TMJ Jaw Pain,Clicking, Locking
Tooth grinding or clenching is typically the dental manifestation of stress, anxiety, a sleep-related breathing disorder or hyperactivity. The signs and symptoms that are the result of the grind or clench habit can range from the physical wear of the teeth to sore, tender muscles in the face, neck and shoulders t o a painful,clicking or locking jaw joint (TMJ) to debilitating headaches. The headaches may be migraine, cluster or muscle-tension type. Low nitetime oxygen levels secondary to sleep-related breathing problems can also be the source of dull headaches upon awakening.
A sleep-related breathing disorder can be the cause of teeth clenching as the body's reflex to help keep the jaw forward for better breathing. The sleep breathing disorder must be confirmed or ruled out in the course of the oral appliance treatment for a TMJ disorder.If a sleep breathing problem is confirmed then it can be simultaneously managed with the TMJ disorder so as not to impede the progress of that treatment or cause recurrence of symptoms. Research indicates that the source of~60% of TMJ (Jaw) problems is an underlying breathing problem during sleep.If this concern is not suspected or ruled out by diagnostic testing then the appropriate dental appliance worn over the teeth is selected to reduce the intensity of the clench habit and relax the related facial and neck muscles that are often sore on awakening...Other custom designed oral appliances may, alternately, be selected if a patient's symptoms involve the TMJoints. These devices are often considered when the jaw clicks or there is difficulty and limitation in opening or closing the jaw usually due to a "dislocation" of the disc . Concurrently there is often discomfort to function (talk and/or chew) . In addition to selecting the proper appliance for nitetime or daytime and nitetime wear Electrical Nerve Stimulation (TENS), Ultrasound, and therapeutic exercises are other very non-invasive, current treatment modalities that can be used to provide relief in these cases as alternatives to surgical intervention for improvement. Posture and nutritional concerns are also assessed during evaluation for any part they may have in contributing to or improving one's condition. Our education, training and experience i n providing treatment for TMJ disorders or muscle-related symptoms in the face or neck is to correctly identify the underlying source of the symptoms and use the most conservative therapy that resolves the source of those symptoms.

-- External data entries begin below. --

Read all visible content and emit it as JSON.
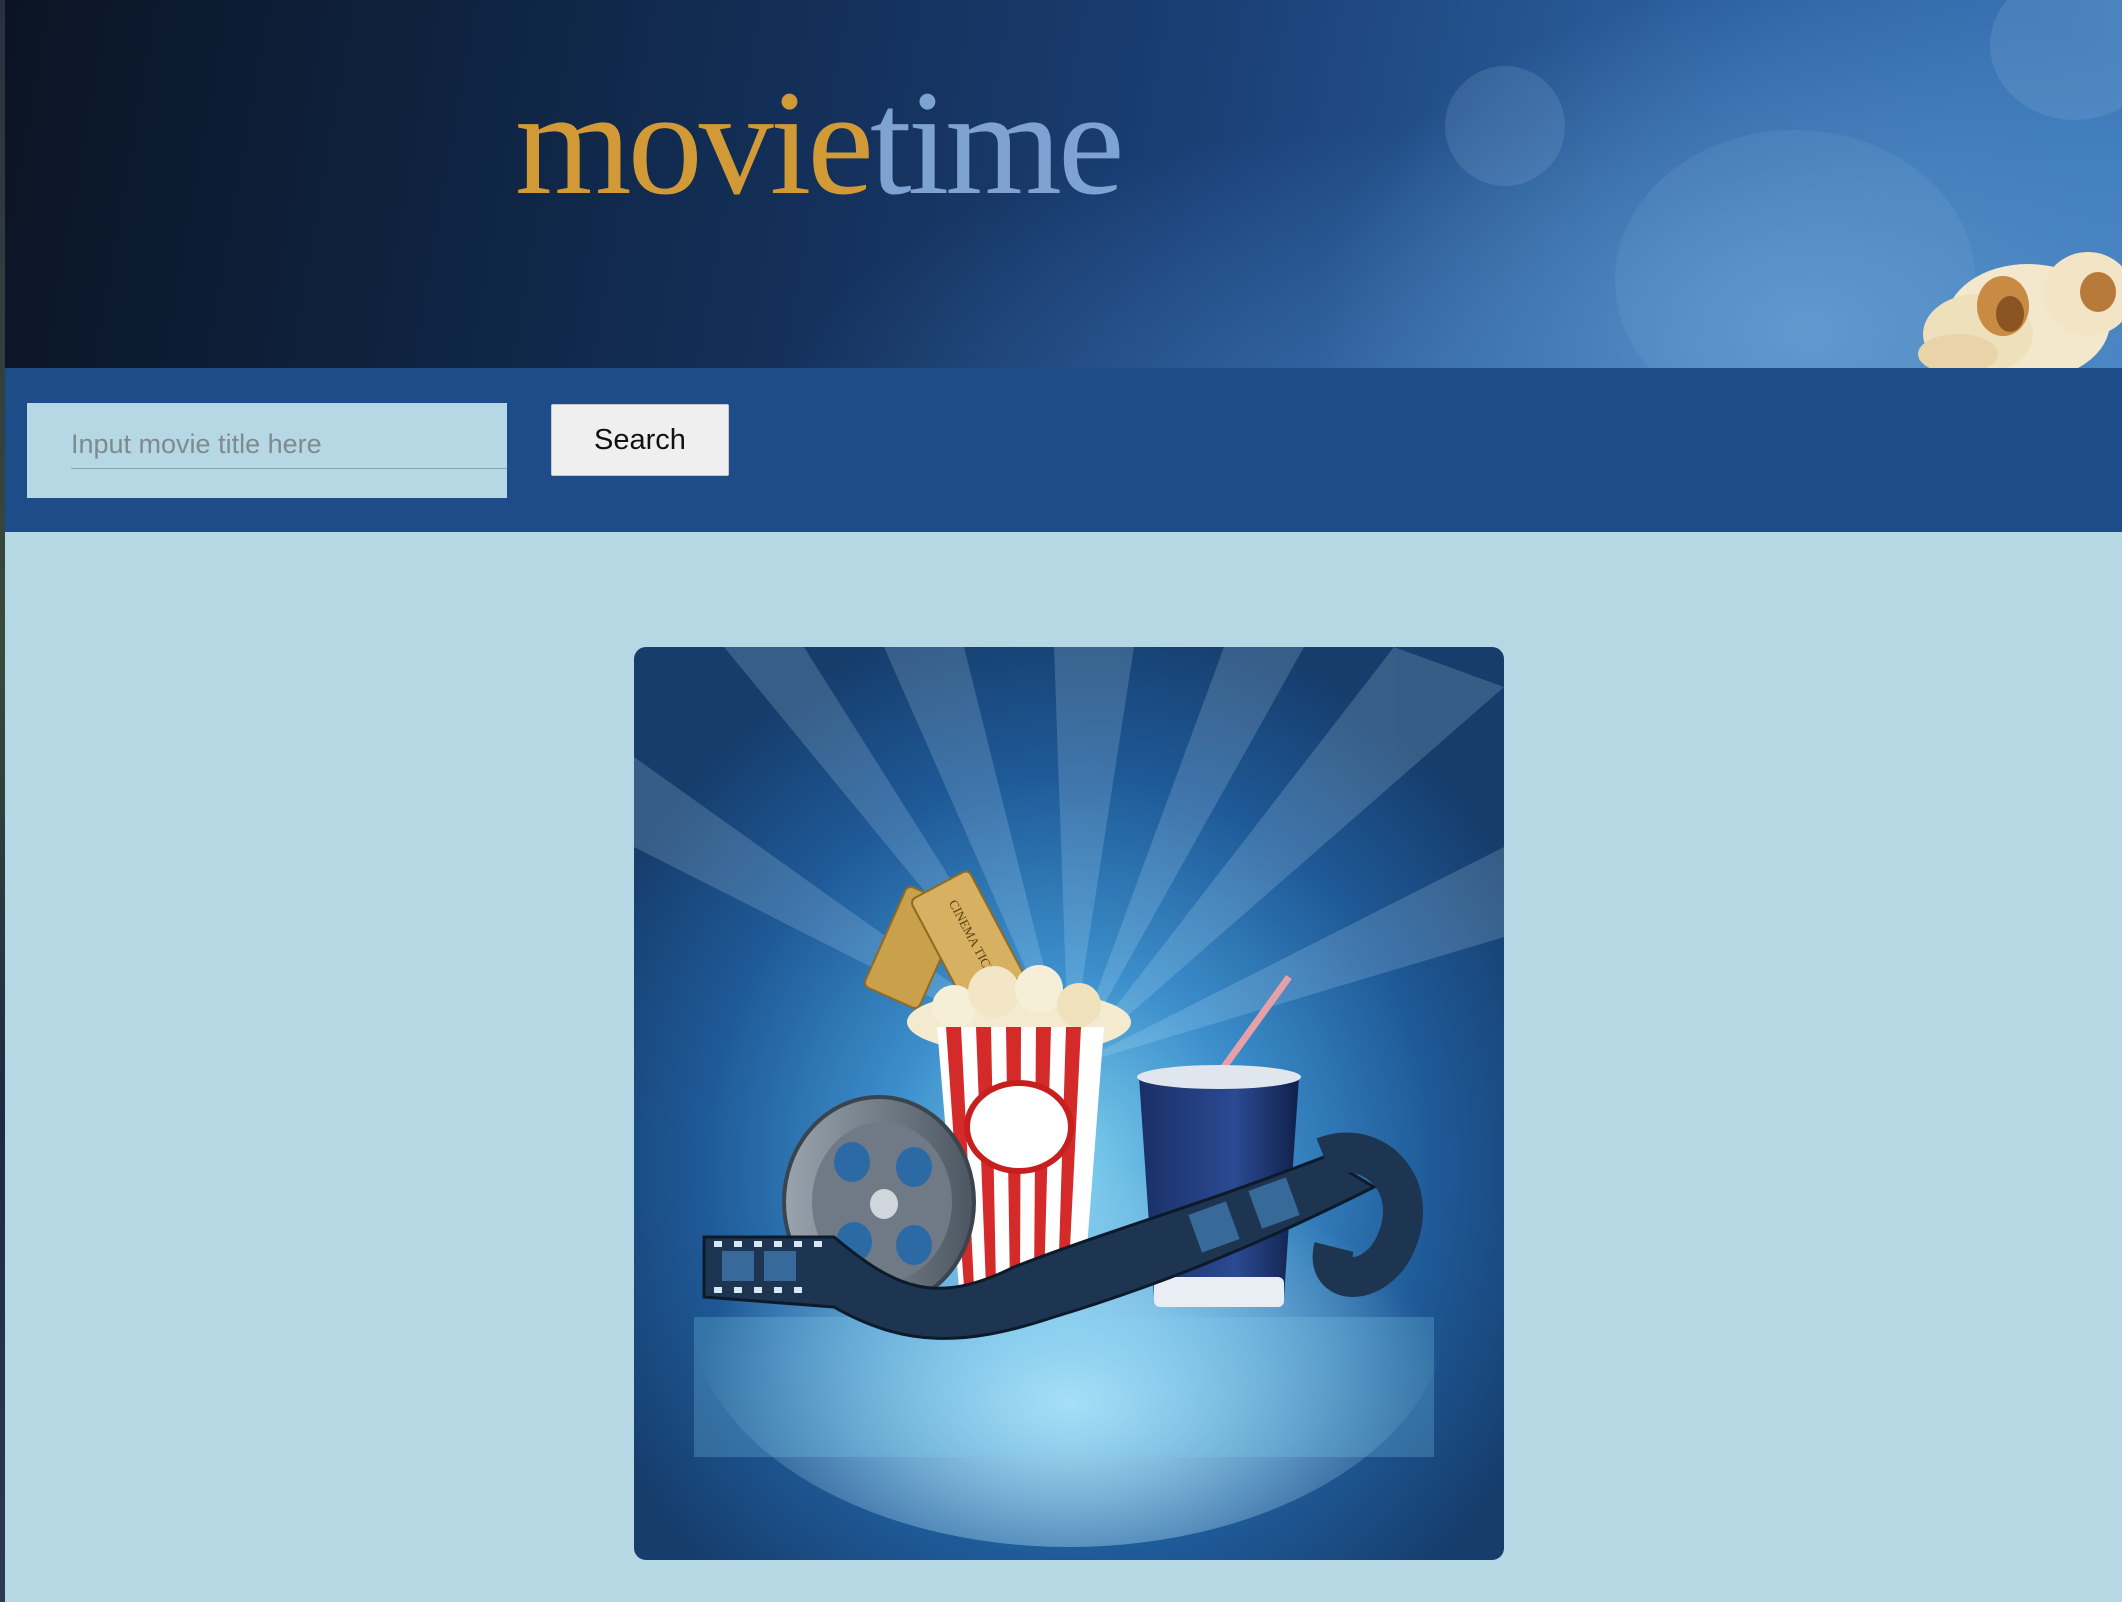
{
  "header": {
    "logo_part1": "movie",
    "logo_part2": "time"
  },
  "search": {
    "placeholder": "Input movie title here",
    "button_label": "Search"
  },
  "hero": {
    "ticket_text": "CINEMA TICKET"
  },
  "colors": {
    "banner_dark": "#0b1424",
    "banner_light": "#3f7cbc",
    "search_bar": "#1e4c88",
    "page_background": "#b6d8e4",
    "logo_gold": "#d19a37",
    "logo_blue": "#7ea3d2"
  },
  "icons": [
    "popcorn-icon",
    "cinema-ticket-icon",
    "popcorn-box-icon",
    "soda-cup-icon",
    "film-reel-icon",
    "film-strip-icon"
  ]
}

For more information visit the patient portal at AACP. org (the American Academy of Craniofacial Pain)